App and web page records
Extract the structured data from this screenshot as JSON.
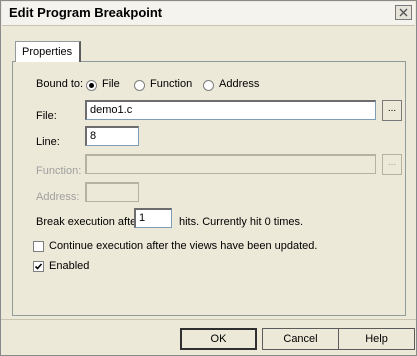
{
  "window": {
    "title": "Edit Program Breakpoint",
    "close_icon": "close-icon"
  },
  "tabs": [
    {
      "label": "Properties",
      "selected": true
    }
  ],
  "bound_to": {
    "label": "Bound to:",
    "options": [
      {
        "label": "File",
        "selected": true
      },
      {
        "label": "Function",
        "selected": false
      },
      {
        "label": "Address",
        "selected": false
      }
    ]
  },
  "file": {
    "label": "File:",
    "value": "demo1.c",
    "browse_label": "..."
  },
  "line": {
    "label": "Line:",
    "value": "8"
  },
  "function": {
    "label": "Function:",
    "value": "",
    "browse_label": "...",
    "enabled": false
  },
  "address": {
    "label": "Address:",
    "value": "",
    "enabled": false
  },
  "break_after": {
    "label": "Break execution after:",
    "value": "1",
    "suffix": "hits. Currently hit 0 times."
  },
  "continue_execution": {
    "label": "Continue execution after the views have been updated.",
    "checked": false
  },
  "enabled": {
    "label": "Enabled",
    "checked": true
  },
  "buttons": {
    "ok": "OK",
    "cancel": "Cancel",
    "help": "Help"
  }
}
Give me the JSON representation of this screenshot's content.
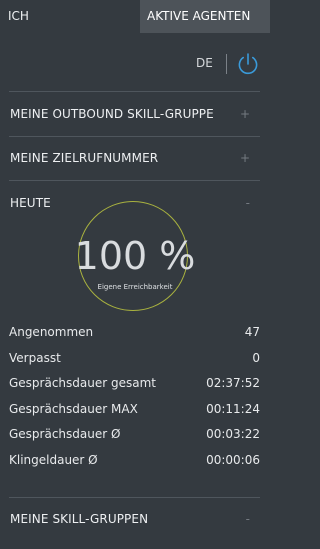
{
  "tabs": [
    {
      "label": "ICH"
    },
    {
      "label": "AKTIVE AGENTEN"
    }
  ],
  "header": {
    "language": "DE"
  },
  "sections": {
    "outbound": {
      "title": "MEINE OUTBOUND SKILL-GRUPPE",
      "toggle": "+"
    },
    "target": {
      "title": "MEINE ZIELRUFNUMMER",
      "toggle": "+"
    },
    "today": {
      "title": "HEUTE",
      "toggle": "-"
    },
    "skill_groups": {
      "title": "MEINE SKILL-GRUPPEN",
      "toggle": "-"
    }
  },
  "availability": {
    "value": "100 %",
    "caption": "Eigene Erreichbarkeit"
  },
  "stats": [
    {
      "label": "Angenommen",
      "value": "47"
    },
    {
      "label": "Verpasst",
      "value": "0"
    },
    {
      "label": "Gesprächsdauer gesamt",
      "value": "02:37:52"
    },
    {
      "label": "Gesprächsdauer MAX",
      "value": "00:11:24"
    },
    {
      "label": "Gesprächsdauer Ø",
      "value": "00:03:22"
    },
    {
      "label": "Klingeldauer Ø",
      "value": "00:00:06"
    }
  ],
  "colors": {
    "background": "#343a40",
    "active_tab": "#4d5359",
    "ring": "#a9b23f",
    "power_icon": "#3a9ad9"
  }
}
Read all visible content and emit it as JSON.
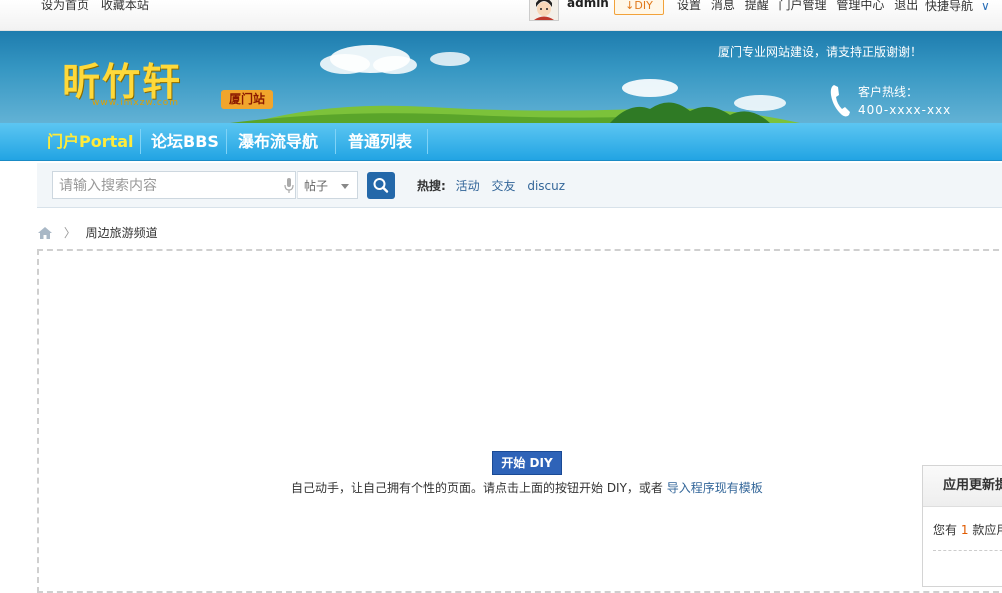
{
  "topbar": {
    "set_home": "设为首页",
    "bookmark": "收藏本站",
    "username": "admin",
    "diy_label": "DIY",
    "links": [
      "设置",
      "消息",
      "提醒",
      "门户管理",
      "管理中心",
      "退出"
    ],
    "quick_nav": "快捷导航"
  },
  "banner": {
    "logo": "昕竹轩",
    "logo_url": "www.imxzw.com",
    "station": "厦门站",
    "slogan": "厦门专业网站建设，请支持正版谢谢！",
    "hotline_label": "客户热线：",
    "hotline_number": "400-xxxx-xxx"
  },
  "nav": {
    "items": [
      "门户Portal",
      "论坛BBS",
      "瀑布流导航",
      "普通列表"
    ]
  },
  "search": {
    "placeholder": "请输入搜索内容",
    "scope": "帖子",
    "hot_label": "热搜:",
    "hot_terms": [
      "活动",
      "交友",
      "discuz"
    ]
  },
  "breadcrumb": {
    "current": "周边旅游频道"
  },
  "diy": {
    "start_button": "开始 DIY",
    "desc": "自己动手，让自己拥有个性的页面。请点击上面的按钮开始 DIY，或者",
    "import_link": "导入程序现有模板"
  },
  "app_update": {
    "title": "应用更新提醒",
    "text_prefix": "您有",
    "count": "1",
    "text_suffix": "款应用有更新"
  },
  "colors": {
    "nav_bg": "#22a4e3",
    "accent": "#2468a9",
    "link": "#336699"
  }
}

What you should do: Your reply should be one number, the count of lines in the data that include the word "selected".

Exercise response: 4